+++ DATA RECORDS

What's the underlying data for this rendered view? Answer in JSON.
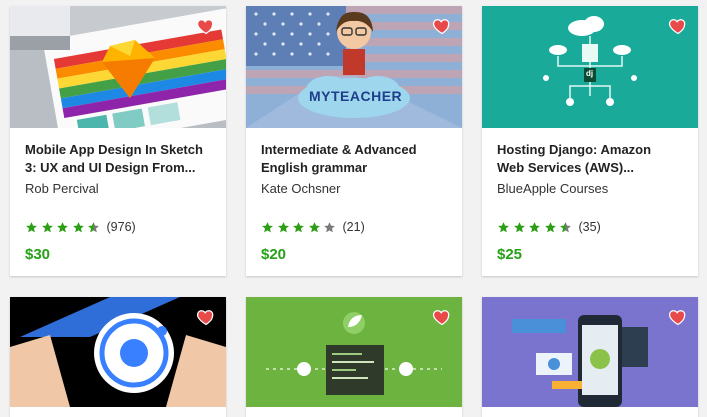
{
  "courses": [
    {
      "title_line1": "Mobile App Design In Sketch",
      "title_line2": "3: UX and UI Design From...",
      "author": "Rob Percival",
      "rating_value": 4.5,
      "reviews": "(976)",
      "price": "$30",
      "thumb_text": ""
    },
    {
      "title_line1": "Intermediate & Advanced",
      "title_line2": "English grammar",
      "author": "Kate Ochsner",
      "rating_value": 4,
      "reviews": "(21)",
      "price": "$20",
      "thumb_text": "MYTEACHER"
    },
    {
      "title_line1": "Hosting Django: Amazon",
      "title_line2": "Web Services (AWS)...",
      "author": "BlueApple Courses",
      "rating_value": 4.5,
      "reviews": "(35)",
      "price": "$25",
      "thumb_text": "dj"
    }
  ],
  "colors": {
    "heart": "#e84a4a",
    "star": "#2d9f15",
    "price": "#26a017"
  },
  "icons": {
    "wishlist": "heart-icon",
    "rating": "star-icon"
  }
}
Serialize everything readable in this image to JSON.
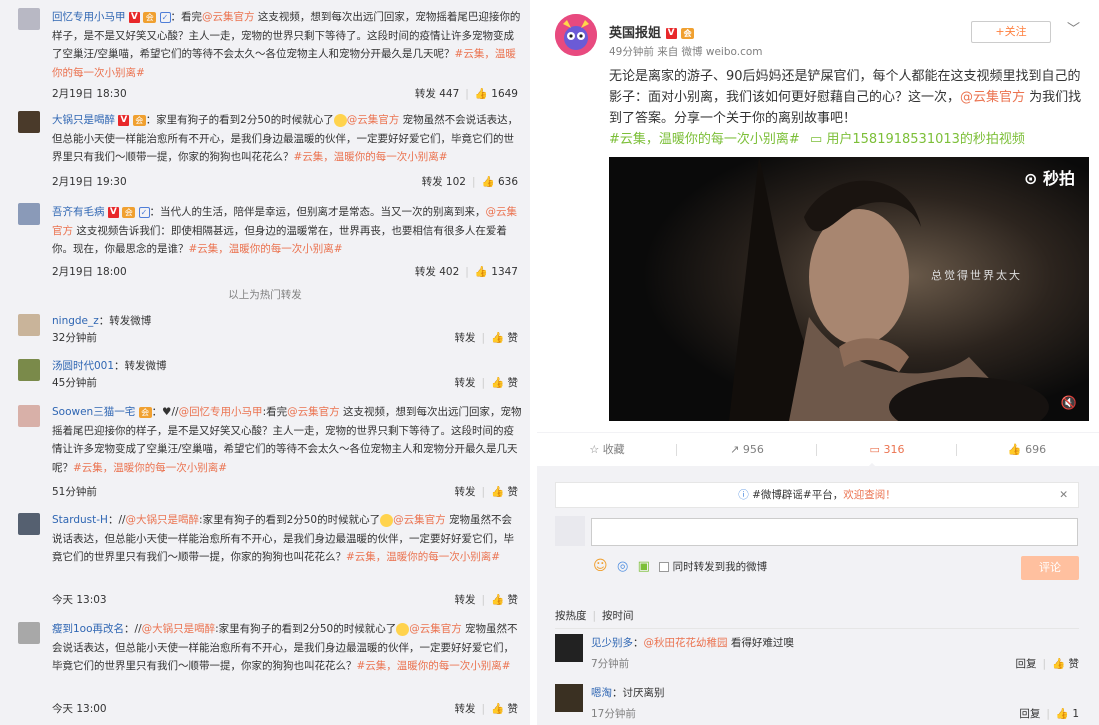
{
  "left": {
    "posts": [
      {
        "name": "回忆专用小马甲",
        "text_before": "：看完",
        "mention": "@云集官方",
        "text_after": " 这支视频，想到每次出远门回家，宠物摇着尾巴迎接你的样子，是不是又好笑又心酸？主人一走，宠物的世界只剩下等待了。这段时间的疫情让许多宠物变成了空巢汪/空巢喵，希望它们的等待不会太久～各位宠物主人和宠物分开最久是几天呢？",
        "topic": "#云集，温暖你的每一次小别离#",
        "time": "2月19日 18:30",
        "repost": "转发 447",
        "like": "1649"
      },
      {
        "name": "大锅只是喝醉",
        "text_before": "：家里有狗子的看到2分50的时候就心了",
        "mention": "@云集官方",
        "text_after": " 宠物虽然不会说话表达，但总能小天使一样能治愈所有不开心，是我们身边最温暖的伙伴，一定要好好爱它们，毕竟它们的世界里只有我们～顺带一提，你家的狗狗也叫花花么？",
        "topic": "#云集，温暖你的每一次小别离#",
        "time": "2月19日 19:30",
        "repost": "转发 102",
        "like": "636"
      },
      {
        "name": "吾齐有毛病",
        "text_before": "：当代人的生活，陪伴是幸运，但别离才是常态。当又一次的别离到来，",
        "mention": "@云集官方",
        "text_after": " 这支视频告诉我们：即使相隔甚远，但身边的温暖常在，世界再丧，也要相信有很多人在爱着你。现在，你最思念的是谁？",
        "topic": "#云集，温暖你的每一次小别离#",
        "time": "2月19日 18:00",
        "repost": "转发 402",
        "like": "1347"
      }
    ],
    "hot_label": "以上为热门转发",
    "reposts": [
      {
        "name": "ningde_z",
        "text": "：转发微博",
        "time": "32分钟前"
      },
      {
        "name": "汤圆时代001",
        "text": "：转发微博",
        "time": "45分钟前"
      },
      {
        "name": "Soowen三猫一宅",
        "text": "：♥//",
        "mention1": "@回忆专用小马甲",
        "text2": ":看完",
        "mention2": "@云集官方",
        "text3": " 这支视频，想到每次出远门回家，宠物摇着尾巴迎接你的样子，是不是又好笑又心酸？主人一走，宠物的世界只剩下等待了。这段时间的疫情让许多宠物变成了空巢汪/空巢喵，希望它们的等待不会太久～各位宠物主人和宠物分开最久是几天呢？",
        "topic": "#云集，温暖你的每一次小别离#",
        "time": "51分钟前"
      },
      {
        "name": "Stardust-H",
        "text": "：//",
        "mention1": "@大锅只是喝醉",
        "text2": ":家里有狗子的看到2分50的时候就心了",
        "mention2": "@云集官方",
        "text3": " 宠物虽然不会说话表达，但总能小天使一样能治愈所有不开心，是我们身边最温暖的伙伴，一定要好好爱它们，毕竟它们的世界里只有我们～顺带一提，你家的狗狗也叫花花么？",
        "topic": "#云集，温暖你的每一次小别离#",
        "time": "今天 13:03"
      },
      {
        "name": "瘦到1oo再改名",
        "text": "：//",
        "mention1": "@大锅只是喝醉",
        "text2": ":家里有狗子的看到2分50的时候就心了",
        "mention2": "@云集官方",
        "text3": " 宠物虽然不会说话表达，但总能小天使一样能治愈所有不开心，是我们身边最温暖的伙伴，一定要好好爱它们，毕竟它们的世界里只有我们～顺带一提，你家的狗狗也叫花花么？",
        "topic": "#云集，温暖你的每一次小别离#",
        "time": "今天 13:00"
      }
    ],
    "repost_label": "转发",
    "like_label": "赞"
  },
  "right": {
    "user_name": "英国报姐",
    "post_meta": "49分钟前 来自 微博 weibo.com",
    "follow_label": "+关注",
    "text_before": "无论是离家的游子、90后妈妈还是铲屎官们，每个人都能在这支视频里找到自己的影子：面对小别离，我们该如何更好慰藉自己的心？这一次，",
    "mention": "@云集官方",
    "text_after": " 为我们找到了答案。分享一个关于你的离别故事吧！",
    "topic": "#云集，温暖你的每一次小别离#",
    "video_link": "用户1581918531013的秒拍视频",
    "video_logo": "秒拍",
    "video_caption": "总觉得世界太大",
    "actions": {
      "favorite": "收藏",
      "repost": "956",
      "comment": "316",
      "like": "696"
    },
    "notice_text": "#微博辟谣#平台，欢迎查阅！",
    "notice_prefix": "#微博辟谣#平台，",
    "notice_link": "欢迎查阅！",
    "also_repost": "同时转发到我的微博",
    "submit_label": "评论",
    "sort_hot": "按热度",
    "sort_time": "按时间",
    "comments": [
      {
        "name": "见少别多",
        "text_before": "：",
        "mention": "@秋田花花幼稚园",
        "text_after": " 看得好难过噢",
        "time": "7分钟前",
        "reply": "回复",
        "like": "赞"
      },
      {
        "name": "嗯淘",
        "text_before": "：讨厌离别",
        "mention": "",
        "text_after": "",
        "time": "17分钟前",
        "reply": "回复",
        "like": "1"
      }
    ]
  },
  "colors": {
    "accent_orange": "#eb7350",
    "link_blue": "#2f66b3",
    "topic_green": "#7cbf38",
    "background_grey": "#f2f2f5"
  }
}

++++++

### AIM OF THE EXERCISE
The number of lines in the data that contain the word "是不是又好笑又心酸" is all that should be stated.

### EXERCISE SOLUTION
2